The use of fixed costs in order to increase the rate of return from an investment. One example of leverage is buying securities on margin. While leverage can operate to increase rates of return, it also increases the amount of risk inherent in an investment. See also financial leverage, operating leverage.


Leverage is an investment technique in which you use a small amount of your own money to make an investment of much larger value. In that way, leverage gives you significant financial power.

For example, if you borrow 90% of the cost of a home, you are using the leverage to buy a much more expensive property than you could have afforded by paying cash.

If you sell the property for more than you borrowed, the profit is entirely yours. The reverse is also true. If you sell at a loss, the amount you borrowed is still due and the entire loss is yours.

Buying stock on margin is a type of leverage, as is buying a futures or options contract.

Leveraging can be risky if the underlying instrument doesn't perform as you anticipate. At the very least, you may lose your investment principal plus any money you borrowed to make the purchase.

With some leveraged investments, you could be responsible for even larger losses if the value of the underlying product drops significantly.






The effect borrowed money has on an investment;the concept of borrowing money to buy an asset that will appreciate in value, so that the ultimate sale will return profits on the equity invested and on the borrowed funds.

Example: Mark and Amy each have $100,000 to invest. They can buy rental houses for $100,000 per house and collect rent of $1,100 per month for each house. At the end of 5 years, they will be able to liquidate and sell their houses for $150,000 each. Amy uses leverage and Mark does not.
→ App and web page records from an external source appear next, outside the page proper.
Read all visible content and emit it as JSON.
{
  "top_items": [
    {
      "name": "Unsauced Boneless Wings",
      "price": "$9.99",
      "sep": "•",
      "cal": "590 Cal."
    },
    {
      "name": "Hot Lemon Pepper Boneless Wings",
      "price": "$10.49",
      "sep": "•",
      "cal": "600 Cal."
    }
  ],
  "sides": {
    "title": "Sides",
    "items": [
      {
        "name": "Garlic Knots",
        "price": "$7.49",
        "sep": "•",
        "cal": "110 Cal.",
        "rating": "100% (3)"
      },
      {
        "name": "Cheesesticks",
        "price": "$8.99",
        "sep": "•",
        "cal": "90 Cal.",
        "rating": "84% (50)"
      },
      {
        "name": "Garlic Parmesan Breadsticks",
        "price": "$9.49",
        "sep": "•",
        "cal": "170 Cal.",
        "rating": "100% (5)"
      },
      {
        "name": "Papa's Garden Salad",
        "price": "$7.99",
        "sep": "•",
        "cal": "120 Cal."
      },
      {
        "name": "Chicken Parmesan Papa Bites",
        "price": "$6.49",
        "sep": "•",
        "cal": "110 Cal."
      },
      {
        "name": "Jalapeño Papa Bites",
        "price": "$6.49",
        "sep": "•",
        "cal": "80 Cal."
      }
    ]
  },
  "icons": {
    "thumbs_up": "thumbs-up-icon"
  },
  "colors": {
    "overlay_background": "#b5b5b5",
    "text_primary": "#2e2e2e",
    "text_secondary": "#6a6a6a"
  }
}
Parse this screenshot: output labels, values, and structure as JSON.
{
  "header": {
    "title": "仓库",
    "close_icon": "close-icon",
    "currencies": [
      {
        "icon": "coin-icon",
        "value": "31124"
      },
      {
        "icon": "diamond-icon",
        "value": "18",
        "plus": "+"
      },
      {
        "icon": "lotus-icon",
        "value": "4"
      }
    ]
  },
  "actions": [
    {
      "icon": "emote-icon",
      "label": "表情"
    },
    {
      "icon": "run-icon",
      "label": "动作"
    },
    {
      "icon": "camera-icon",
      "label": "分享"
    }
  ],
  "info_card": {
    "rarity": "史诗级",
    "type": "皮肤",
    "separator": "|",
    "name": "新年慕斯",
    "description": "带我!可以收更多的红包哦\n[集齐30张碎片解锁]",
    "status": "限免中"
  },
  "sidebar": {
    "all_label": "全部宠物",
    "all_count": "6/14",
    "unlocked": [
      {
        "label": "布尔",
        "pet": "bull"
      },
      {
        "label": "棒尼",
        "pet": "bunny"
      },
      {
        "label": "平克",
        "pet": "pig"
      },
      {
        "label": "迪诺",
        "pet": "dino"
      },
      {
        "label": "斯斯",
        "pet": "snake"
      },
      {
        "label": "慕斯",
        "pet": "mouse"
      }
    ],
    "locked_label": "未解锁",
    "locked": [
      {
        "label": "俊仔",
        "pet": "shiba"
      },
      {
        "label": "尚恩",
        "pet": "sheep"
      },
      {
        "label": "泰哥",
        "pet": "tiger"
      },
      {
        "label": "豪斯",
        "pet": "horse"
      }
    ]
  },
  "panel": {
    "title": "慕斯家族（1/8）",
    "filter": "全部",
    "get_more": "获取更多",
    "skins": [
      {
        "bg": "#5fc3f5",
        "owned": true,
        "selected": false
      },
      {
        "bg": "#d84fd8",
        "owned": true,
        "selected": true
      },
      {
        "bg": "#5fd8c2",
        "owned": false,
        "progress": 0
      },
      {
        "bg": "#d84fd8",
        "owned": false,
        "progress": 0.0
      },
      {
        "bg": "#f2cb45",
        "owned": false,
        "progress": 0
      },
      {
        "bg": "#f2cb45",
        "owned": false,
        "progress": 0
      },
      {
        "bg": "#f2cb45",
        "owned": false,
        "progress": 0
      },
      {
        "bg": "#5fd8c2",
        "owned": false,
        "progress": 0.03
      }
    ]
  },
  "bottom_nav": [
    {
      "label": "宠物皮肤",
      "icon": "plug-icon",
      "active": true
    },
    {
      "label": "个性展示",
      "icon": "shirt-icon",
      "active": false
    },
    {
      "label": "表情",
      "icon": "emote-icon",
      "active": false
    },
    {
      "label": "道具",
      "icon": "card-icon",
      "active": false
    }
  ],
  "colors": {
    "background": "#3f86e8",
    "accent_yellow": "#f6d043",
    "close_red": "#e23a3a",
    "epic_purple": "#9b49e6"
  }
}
References in periodicals archive ?
To investigate the impact of financial and operating leverage on profitability, return on the owner's equity (ROE), return on assets (ROA) and net profit.
Negotiating leverage is a wonderful, powerful and very profitable characteristic that all companies should aspire to possess.
Another practical consideration of the leverage model stems from requiring qualified equity investments to be maintained for seven years.
As he releases off the line on an inside leverage path, the receiver must train his eyes on the DB.
As a consequence, Leverage Leasing's ordinary and necessary business expenses exceeded gross income for 1984 and 1985, which resulted in no tax liability.
Leverage plays a positive role in our financial system, resulting in greater market liquidity, lower credit costs, and a more efficient allocation of resources in our economy.
We don't want the blocker to roll his hips, as this will cause him to raise up and lose his leverage.
This second stage of the movement is characterized by deals with lower leverage and greater up-front equity.
The central public policy issue raised by the LTCM episode is how financial leverage can be constrained most effectively in our market-based economy.